Things get pretty crazy with the Golden Flower.
What might also jog my curiosity and enthusiasm towards this game, including its sights and sounds, is its variety of influences, that most come from two of my absolute favourite 2D games in this series from ages past - Super Mario Bros. 3 and Super Mario World. First of all, and most importantly, the three dumb power-ups that almost utterly destroyed a good part of the DS original are (almost) omitted from the fray. and replaced with the classic Super Leaf from Super Mario Bros. 3, and a couple of power-ups that primarily exist to produce a shitload of money - a Golden Flower which lets you shoot fireballs that break bricks into coins, and a very strange curiosity item, a "brick mask" that produces money from every move you make, the faster the better, for a limited amount of time, or until you take damage. There are also some golden rings about, which turn all the enemies to gold, and if you defeat them in that time window, they yield tens of coins upon defeat. It's kinda cool, really, but of course, you'd have to be into collecting coins a bit more than me. Also, since collecting coins is such a focus point in this game, and their primary function is still the same after almost 30 years, it takes no genius to figure out that it's almost impossible to see a Game Over screen in this game. There's a good bit of tension missing - but I guess that's the sign of the times.
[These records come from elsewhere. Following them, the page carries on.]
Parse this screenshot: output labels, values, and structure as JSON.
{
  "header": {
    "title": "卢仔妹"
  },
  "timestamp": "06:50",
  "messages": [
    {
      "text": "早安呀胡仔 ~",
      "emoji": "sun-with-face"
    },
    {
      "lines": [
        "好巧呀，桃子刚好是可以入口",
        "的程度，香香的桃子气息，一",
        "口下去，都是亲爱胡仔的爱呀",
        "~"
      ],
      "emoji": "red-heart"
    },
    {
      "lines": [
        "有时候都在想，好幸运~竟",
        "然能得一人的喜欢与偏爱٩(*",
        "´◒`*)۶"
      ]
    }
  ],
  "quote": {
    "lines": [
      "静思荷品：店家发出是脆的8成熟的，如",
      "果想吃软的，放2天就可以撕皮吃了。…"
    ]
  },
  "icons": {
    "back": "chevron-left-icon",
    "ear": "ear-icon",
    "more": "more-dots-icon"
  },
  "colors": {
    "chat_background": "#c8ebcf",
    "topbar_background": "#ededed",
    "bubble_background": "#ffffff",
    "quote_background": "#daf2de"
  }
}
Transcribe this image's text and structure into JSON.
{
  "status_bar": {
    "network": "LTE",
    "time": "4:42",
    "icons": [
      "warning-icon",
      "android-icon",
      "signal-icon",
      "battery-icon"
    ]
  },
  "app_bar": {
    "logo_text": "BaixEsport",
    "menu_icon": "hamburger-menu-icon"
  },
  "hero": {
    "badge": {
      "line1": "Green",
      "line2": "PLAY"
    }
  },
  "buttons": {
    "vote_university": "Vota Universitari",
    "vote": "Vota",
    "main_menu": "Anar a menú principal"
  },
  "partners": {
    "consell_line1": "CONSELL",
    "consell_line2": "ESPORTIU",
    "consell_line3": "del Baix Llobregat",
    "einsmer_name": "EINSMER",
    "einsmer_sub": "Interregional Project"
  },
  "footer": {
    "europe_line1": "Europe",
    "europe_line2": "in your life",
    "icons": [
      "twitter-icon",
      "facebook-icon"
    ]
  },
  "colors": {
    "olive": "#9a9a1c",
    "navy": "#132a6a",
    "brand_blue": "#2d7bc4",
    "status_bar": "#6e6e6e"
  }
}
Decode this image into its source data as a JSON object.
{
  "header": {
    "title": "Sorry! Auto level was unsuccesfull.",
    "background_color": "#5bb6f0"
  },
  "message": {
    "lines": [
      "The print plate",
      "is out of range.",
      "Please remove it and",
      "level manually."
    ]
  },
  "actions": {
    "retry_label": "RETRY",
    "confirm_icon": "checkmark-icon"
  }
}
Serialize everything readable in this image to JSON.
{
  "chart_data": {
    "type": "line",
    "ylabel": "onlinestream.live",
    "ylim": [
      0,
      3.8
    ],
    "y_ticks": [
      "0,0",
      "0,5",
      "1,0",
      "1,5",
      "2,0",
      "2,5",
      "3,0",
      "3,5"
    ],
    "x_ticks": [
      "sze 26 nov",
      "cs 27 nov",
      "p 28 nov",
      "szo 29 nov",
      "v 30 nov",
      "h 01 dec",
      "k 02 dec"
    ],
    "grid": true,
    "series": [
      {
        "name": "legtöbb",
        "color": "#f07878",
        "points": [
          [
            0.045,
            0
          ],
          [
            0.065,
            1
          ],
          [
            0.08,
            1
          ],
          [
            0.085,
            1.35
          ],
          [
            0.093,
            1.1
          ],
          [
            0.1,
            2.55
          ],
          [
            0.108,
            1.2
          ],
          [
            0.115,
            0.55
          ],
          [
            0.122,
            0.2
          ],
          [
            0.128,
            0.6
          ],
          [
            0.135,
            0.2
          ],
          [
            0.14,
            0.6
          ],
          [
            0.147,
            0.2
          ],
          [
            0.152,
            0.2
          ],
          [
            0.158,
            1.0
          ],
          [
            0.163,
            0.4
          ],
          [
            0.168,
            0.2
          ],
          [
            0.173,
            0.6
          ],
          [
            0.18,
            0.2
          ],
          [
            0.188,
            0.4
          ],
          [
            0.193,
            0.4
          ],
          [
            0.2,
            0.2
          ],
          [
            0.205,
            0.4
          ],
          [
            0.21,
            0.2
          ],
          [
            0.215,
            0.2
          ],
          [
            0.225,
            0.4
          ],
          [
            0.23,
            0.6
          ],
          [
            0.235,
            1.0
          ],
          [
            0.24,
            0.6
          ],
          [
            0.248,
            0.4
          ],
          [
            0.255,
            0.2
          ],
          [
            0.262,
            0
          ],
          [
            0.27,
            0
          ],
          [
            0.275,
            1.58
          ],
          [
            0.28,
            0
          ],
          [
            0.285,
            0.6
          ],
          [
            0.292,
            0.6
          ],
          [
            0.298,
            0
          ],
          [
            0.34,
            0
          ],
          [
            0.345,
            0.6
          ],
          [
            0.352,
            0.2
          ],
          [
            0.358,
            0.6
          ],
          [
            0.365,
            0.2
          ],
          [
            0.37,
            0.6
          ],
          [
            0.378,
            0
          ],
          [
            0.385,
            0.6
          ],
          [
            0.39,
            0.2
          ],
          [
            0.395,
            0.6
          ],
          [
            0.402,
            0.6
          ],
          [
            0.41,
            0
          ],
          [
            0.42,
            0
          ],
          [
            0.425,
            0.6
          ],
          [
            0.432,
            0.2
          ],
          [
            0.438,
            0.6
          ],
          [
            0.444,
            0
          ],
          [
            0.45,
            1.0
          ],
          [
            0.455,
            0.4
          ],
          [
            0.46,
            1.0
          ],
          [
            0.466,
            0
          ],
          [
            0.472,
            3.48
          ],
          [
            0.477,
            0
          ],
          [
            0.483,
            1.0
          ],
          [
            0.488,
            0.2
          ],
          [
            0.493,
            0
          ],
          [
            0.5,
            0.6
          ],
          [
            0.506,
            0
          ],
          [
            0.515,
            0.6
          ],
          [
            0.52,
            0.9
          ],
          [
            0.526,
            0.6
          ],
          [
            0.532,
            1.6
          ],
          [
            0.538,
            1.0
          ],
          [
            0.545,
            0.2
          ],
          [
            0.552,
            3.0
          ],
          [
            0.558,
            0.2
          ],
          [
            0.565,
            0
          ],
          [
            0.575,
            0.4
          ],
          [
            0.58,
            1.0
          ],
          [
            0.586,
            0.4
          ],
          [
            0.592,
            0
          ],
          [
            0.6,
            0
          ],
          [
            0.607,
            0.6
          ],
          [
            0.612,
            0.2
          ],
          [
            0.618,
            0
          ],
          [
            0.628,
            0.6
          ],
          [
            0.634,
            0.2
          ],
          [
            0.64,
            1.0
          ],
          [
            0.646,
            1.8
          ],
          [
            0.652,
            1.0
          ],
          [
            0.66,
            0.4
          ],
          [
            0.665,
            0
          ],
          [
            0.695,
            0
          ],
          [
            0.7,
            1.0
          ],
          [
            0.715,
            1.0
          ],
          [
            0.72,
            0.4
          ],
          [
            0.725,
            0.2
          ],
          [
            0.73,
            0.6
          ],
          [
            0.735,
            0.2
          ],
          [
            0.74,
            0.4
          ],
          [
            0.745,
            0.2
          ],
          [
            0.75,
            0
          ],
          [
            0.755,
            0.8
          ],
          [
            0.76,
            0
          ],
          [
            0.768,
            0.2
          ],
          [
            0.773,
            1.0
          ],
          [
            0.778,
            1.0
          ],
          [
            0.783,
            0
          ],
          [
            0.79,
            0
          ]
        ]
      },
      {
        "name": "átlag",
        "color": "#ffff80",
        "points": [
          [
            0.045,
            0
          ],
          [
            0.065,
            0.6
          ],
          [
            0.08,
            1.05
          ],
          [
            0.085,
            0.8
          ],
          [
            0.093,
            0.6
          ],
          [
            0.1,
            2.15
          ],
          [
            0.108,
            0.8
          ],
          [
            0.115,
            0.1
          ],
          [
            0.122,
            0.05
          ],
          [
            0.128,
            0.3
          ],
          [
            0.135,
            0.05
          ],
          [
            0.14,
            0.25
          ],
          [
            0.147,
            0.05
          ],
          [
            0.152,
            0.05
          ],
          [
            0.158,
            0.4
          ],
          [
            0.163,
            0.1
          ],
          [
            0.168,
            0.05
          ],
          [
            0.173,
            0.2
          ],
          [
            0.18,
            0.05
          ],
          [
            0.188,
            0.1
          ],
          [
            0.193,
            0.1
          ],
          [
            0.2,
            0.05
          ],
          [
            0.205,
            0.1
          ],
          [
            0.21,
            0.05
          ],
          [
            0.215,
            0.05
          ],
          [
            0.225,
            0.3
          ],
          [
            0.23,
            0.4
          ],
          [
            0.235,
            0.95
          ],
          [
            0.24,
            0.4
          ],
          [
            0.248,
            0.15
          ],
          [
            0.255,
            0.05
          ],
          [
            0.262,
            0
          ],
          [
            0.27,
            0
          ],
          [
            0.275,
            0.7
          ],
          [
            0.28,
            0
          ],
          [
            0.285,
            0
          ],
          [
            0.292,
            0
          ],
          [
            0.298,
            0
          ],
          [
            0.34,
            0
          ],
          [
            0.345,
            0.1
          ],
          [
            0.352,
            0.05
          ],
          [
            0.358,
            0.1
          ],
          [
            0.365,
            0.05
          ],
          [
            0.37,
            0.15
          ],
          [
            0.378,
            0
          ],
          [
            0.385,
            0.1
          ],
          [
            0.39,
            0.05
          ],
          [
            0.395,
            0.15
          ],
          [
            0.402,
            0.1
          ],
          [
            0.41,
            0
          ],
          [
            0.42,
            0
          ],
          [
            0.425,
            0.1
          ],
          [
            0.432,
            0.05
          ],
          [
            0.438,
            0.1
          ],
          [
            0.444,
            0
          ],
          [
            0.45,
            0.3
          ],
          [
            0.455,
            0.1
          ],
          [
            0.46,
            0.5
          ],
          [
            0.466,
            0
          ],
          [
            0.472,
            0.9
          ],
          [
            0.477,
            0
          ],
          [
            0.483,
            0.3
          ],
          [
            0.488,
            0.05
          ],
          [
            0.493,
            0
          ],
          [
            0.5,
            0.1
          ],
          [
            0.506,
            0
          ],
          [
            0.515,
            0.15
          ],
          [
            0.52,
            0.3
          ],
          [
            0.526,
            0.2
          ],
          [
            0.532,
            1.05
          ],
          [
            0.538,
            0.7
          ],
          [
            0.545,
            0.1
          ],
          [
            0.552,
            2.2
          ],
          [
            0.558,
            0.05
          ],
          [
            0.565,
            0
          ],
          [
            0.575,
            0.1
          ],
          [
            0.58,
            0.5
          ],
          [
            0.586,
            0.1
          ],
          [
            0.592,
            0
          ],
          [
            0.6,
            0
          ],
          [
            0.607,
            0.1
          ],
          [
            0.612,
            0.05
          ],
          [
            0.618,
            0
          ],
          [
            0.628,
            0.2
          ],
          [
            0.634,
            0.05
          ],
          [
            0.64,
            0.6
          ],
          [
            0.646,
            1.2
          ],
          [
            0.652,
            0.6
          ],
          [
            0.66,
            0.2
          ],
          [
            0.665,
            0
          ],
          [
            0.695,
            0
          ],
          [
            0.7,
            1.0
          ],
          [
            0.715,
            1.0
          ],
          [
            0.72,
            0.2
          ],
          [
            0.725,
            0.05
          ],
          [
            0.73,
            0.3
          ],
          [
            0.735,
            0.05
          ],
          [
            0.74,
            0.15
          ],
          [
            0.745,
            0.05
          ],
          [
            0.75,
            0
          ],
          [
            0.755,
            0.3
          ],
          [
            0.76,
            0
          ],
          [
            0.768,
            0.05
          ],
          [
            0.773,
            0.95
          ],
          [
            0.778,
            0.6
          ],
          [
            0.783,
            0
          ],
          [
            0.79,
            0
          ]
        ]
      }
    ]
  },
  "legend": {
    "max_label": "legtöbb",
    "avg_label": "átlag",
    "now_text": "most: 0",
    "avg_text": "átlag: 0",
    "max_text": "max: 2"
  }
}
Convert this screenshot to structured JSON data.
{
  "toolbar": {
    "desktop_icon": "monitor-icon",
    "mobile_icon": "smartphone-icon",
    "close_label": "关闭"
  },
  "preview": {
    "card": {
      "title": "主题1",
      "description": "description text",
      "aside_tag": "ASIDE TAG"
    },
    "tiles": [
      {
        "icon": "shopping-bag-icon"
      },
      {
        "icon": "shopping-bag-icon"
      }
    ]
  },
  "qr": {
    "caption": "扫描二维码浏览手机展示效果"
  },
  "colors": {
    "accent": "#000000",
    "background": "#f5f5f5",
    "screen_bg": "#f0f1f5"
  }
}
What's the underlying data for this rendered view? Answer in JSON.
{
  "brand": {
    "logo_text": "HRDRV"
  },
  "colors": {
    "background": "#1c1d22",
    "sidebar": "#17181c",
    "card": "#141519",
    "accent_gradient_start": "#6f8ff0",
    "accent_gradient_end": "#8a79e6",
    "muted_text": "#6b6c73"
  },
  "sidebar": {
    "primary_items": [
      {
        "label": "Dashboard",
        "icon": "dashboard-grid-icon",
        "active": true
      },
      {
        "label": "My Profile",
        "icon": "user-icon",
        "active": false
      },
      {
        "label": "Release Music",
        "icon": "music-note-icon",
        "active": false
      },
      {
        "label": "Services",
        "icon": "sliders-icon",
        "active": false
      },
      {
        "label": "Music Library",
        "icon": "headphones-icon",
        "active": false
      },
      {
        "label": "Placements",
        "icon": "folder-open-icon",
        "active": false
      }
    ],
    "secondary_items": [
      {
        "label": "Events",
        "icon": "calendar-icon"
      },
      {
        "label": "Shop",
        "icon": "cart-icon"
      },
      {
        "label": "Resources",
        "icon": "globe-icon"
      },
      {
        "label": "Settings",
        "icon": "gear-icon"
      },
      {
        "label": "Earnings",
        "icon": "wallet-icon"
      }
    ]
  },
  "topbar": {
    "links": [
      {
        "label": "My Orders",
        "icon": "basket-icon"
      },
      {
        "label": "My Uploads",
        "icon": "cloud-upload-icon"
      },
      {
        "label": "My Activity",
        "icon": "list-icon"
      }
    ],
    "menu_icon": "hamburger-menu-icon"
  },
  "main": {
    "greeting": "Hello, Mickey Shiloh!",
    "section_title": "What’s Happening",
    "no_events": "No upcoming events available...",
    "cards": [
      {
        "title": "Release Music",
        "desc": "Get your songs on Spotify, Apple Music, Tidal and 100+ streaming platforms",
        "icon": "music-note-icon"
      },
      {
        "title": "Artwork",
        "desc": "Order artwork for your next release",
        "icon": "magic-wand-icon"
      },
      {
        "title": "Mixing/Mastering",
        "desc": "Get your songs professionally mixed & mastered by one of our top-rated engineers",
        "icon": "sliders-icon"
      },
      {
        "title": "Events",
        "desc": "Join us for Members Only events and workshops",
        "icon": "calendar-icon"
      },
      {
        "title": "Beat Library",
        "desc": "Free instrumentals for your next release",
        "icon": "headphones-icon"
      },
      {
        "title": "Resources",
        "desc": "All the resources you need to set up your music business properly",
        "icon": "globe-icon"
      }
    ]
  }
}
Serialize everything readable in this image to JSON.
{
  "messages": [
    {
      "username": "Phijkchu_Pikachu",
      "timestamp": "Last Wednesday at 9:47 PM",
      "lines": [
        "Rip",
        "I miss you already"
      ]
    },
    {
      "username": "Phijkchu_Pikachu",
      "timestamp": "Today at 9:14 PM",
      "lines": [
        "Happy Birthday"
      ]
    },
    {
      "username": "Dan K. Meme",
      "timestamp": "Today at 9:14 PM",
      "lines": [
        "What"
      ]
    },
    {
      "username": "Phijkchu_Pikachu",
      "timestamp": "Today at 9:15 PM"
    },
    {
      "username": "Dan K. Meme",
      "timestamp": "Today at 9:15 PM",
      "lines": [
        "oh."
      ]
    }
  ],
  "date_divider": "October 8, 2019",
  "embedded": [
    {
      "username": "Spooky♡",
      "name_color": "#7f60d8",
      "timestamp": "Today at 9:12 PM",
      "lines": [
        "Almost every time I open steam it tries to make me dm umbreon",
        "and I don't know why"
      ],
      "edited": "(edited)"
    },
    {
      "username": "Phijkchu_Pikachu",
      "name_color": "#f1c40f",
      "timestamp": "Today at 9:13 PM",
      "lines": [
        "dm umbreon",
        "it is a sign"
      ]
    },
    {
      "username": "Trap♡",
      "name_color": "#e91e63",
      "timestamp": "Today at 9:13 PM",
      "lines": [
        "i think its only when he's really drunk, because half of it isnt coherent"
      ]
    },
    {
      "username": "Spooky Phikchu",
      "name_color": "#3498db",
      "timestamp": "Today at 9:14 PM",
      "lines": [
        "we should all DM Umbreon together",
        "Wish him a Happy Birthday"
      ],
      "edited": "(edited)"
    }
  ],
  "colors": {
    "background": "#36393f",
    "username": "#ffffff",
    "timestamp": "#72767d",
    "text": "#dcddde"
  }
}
What about the children?

The Mega Mushroom is still in, but as even more of a novelty
item than before.
The Koopalings already made their long-awaited return in New Super Mario Bros. Wii, but since I missed that game - it's so damn good to have these rascals back! ...And, to be completely honest, these seven confrontations are probably my favourite boss fights ever against this particular collective of henchmen. The order in which you face these guys is a little shuffled up from the past, which is good, and what's even better: some of the Koopaling fights mirror the fights against them in Super Mario World, and some which were just basically harder copies off each other in that game have taken a turn into something completely new, moreover clever and exciting. Reznor returns, as a mid-world boss - that's a little disappointing, 'cause he (they) appears in every single world, and if you've played half as much of Super Mario World as I, he's easily dealt with throughout the game.

Every promising paragraph has ended with a slight downside, and it's true that New Super Mario Bros. 2 isn't the perfect Mario game, but the best thrills it offers are at the very least very close to what I'd expect from a 2D platformer with the Super Mario Bros. brand on it, and at even better times, the game manages to surpass my expectations. However, and still, having been released after such as mold-breaking masterpiece as Super Mario 3D Land (oops, I might've spoiled something there...), I still find this game somewhat lacking of excitement and true innovation. BUT, to a die-hard fan of classic Mario jump-action, I must say that New Super Mario Bros. 2 might very well be the best game in the NSMB series.


I kinda leaked it out there already, didn't I? New Super Mario Bros. 2 is everything that its direct predecessor on the original DS was, only a much better, more flowing and exciting platformer. If you're still in the dark of Mario's more recent exploits like I was a little over a year ago, but interested in how this jurassic icon is doing nowadays, I strongly suggest you dig up this game first. Like I said, it's a fabulous entry point for both young and old.